TASK DETAILS: Could you retype the entries exactly as they are?

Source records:

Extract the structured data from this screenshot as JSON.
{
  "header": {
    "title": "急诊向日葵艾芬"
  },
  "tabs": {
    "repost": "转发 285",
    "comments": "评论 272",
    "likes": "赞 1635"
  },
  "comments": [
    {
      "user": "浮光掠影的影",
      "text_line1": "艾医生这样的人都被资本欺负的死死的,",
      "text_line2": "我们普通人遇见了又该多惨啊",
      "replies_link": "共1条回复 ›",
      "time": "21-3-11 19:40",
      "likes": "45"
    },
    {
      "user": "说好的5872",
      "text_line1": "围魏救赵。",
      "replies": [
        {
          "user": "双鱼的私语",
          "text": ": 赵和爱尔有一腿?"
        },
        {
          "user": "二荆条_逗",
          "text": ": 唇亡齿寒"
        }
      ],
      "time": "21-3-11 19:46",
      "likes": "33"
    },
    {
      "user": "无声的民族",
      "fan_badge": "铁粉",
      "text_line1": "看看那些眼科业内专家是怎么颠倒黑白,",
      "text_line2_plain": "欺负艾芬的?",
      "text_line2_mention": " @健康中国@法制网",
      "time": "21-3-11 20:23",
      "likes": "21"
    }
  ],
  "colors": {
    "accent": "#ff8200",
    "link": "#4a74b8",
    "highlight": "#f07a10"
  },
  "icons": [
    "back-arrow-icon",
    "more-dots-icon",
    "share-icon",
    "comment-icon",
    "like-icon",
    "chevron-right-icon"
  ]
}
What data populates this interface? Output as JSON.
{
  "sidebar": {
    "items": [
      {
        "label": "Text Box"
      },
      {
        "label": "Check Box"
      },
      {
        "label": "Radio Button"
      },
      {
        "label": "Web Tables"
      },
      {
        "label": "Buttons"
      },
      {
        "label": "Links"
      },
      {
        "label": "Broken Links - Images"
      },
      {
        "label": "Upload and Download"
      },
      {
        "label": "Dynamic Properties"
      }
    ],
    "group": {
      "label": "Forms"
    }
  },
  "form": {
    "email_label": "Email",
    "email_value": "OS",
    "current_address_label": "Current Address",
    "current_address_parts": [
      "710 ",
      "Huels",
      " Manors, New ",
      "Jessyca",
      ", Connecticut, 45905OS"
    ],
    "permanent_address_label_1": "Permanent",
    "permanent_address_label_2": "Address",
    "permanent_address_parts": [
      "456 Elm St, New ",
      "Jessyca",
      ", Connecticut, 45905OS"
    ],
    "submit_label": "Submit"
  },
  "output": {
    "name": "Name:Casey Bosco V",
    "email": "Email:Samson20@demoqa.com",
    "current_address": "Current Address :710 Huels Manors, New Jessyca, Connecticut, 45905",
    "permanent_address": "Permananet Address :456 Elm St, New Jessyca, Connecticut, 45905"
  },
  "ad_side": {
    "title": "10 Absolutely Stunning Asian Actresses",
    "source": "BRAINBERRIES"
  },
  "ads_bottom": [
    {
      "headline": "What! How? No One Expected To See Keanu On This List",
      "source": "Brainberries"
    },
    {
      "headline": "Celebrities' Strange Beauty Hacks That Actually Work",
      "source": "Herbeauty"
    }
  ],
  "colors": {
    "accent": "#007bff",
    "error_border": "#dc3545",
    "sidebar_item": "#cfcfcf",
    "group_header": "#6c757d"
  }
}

ANSWER TO THIS EXERCISE:
Extract the structured data from this screenshot as JSON.
{
  "header": {
    "title": "急诊向日葵艾芬"
  },
  "tabs": {
    "repost": "转发 285",
    "comments": "评论 272",
    "likes": "赞 1635"
  },
  "comments": [
    {
      "user": "浮光掠影的影",
      "text_line1": "艾医生这样的人都被资本欺负的死死的,",
      "text_line2": "我们普通人遇见了又该多惨啊",
      "replies_link": "共1条回复 ›",
      "time": "21-3-11 19:40",
      "likes": "45"
    },
    {
      "user": "说好的5872",
      "text_line1": "围魏救赵。",
      "replies": [
        {
          "user": "双鱼的私语",
          "text": ": 赵和爱尔有一腿?"
        },
        {
          "user": "二荆条_逗",
          "text": ": 唇亡齿寒"
        }
      ],
      "time": "21-3-11 19:46",
      "likes": "33"
    },
    {
      "user": "无声的民族",
      "fan_badge": "铁粉",
      "text_line1": "看看那些眼科业内专家是怎么颠倒黑白,",
      "text_line2_plain": "欺负艾芬的?",
      "text_line2_mention": " @健康中国@法制网",
      "time": "21-3-11 20:23",
      "likes": "21"
    }
  ],
  "colors": {
    "accent": "#ff8200",
    "link": "#4a74b8",
    "highlight": "#f07a10"
  },
  "icons": [
    "back-arrow-icon",
    "more-dots-icon",
    "share-icon",
    "comment-icon",
    "like-icon",
    "chevron-right-icon"
  ]
}
What data populates this interface? Output as JSON.
{
  "sidebar": {
    "items": [
      {
        "label": "Text Box"
      },
      {
        "label": "Check Box"
      },
      {
        "label": "Radio Button"
      },
      {
        "label": "Web Tables"
      },
      {
        "label": "Buttons"
      },
      {
        "label": "Links"
      },
      {
        "label": "Broken Links - Images"
      },
      {
        "label": "Upload and Download"
      },
      {
        "label": "Dynamic Properties"
      }
    ],
    "group": {
      "label": "Forms"
    }
  },
  "form": {
    "email_label": "Email",
    "email_value": "OS",
    "current_address_label": "Current Address",
    "current_address_parts": [
      "710 ",
      "Huels",
      " Manors, New ",
      "Jessyca",
      ", Connecticut, 45905OS"
    ],
    "permanent_address_label_1": "Permanent",
    "permanent_address_label_2": "Address",
    "permanent_address_parts": [
      "456 Elm St, New ",
      "Jessyca",
      ", Connecticut, 45905OS"
    ],
    "submit_label": "Submit"
  },
  "output": {
    "name": "Name:Casey Bosco V",
    "email": "Email:Samson20@demoqa.com",
    "current_address": "Current Address :710 Huels Manors, New Jessyca, Connecticut, 45905",
    "permanent_address": "Permananet Address :456 Elm St, New Jessyca, Connecticut, 45905"
  },
  "ad_side": {
    "title": "10 Absolutely Stunning Asian Actresses",
    "source": "BRAINBERRIES"
  },
  "ads_bottom": [
    {
      "headline": "What! How? No One Expected To See Keanu On This List",
      "source": "Brainberries"
    },
    {
      "headline": "Celebrities' Strange Beauty Hacks That Actually Work",
      "source": "Herbeauty"
    }
  ],
  "colors": {
    "accent": "#007bff",
    "error_border": "#dc3545",
    "sidebar_item": "#cfcfcf",
    "group_header": "#6c757d"
  }
}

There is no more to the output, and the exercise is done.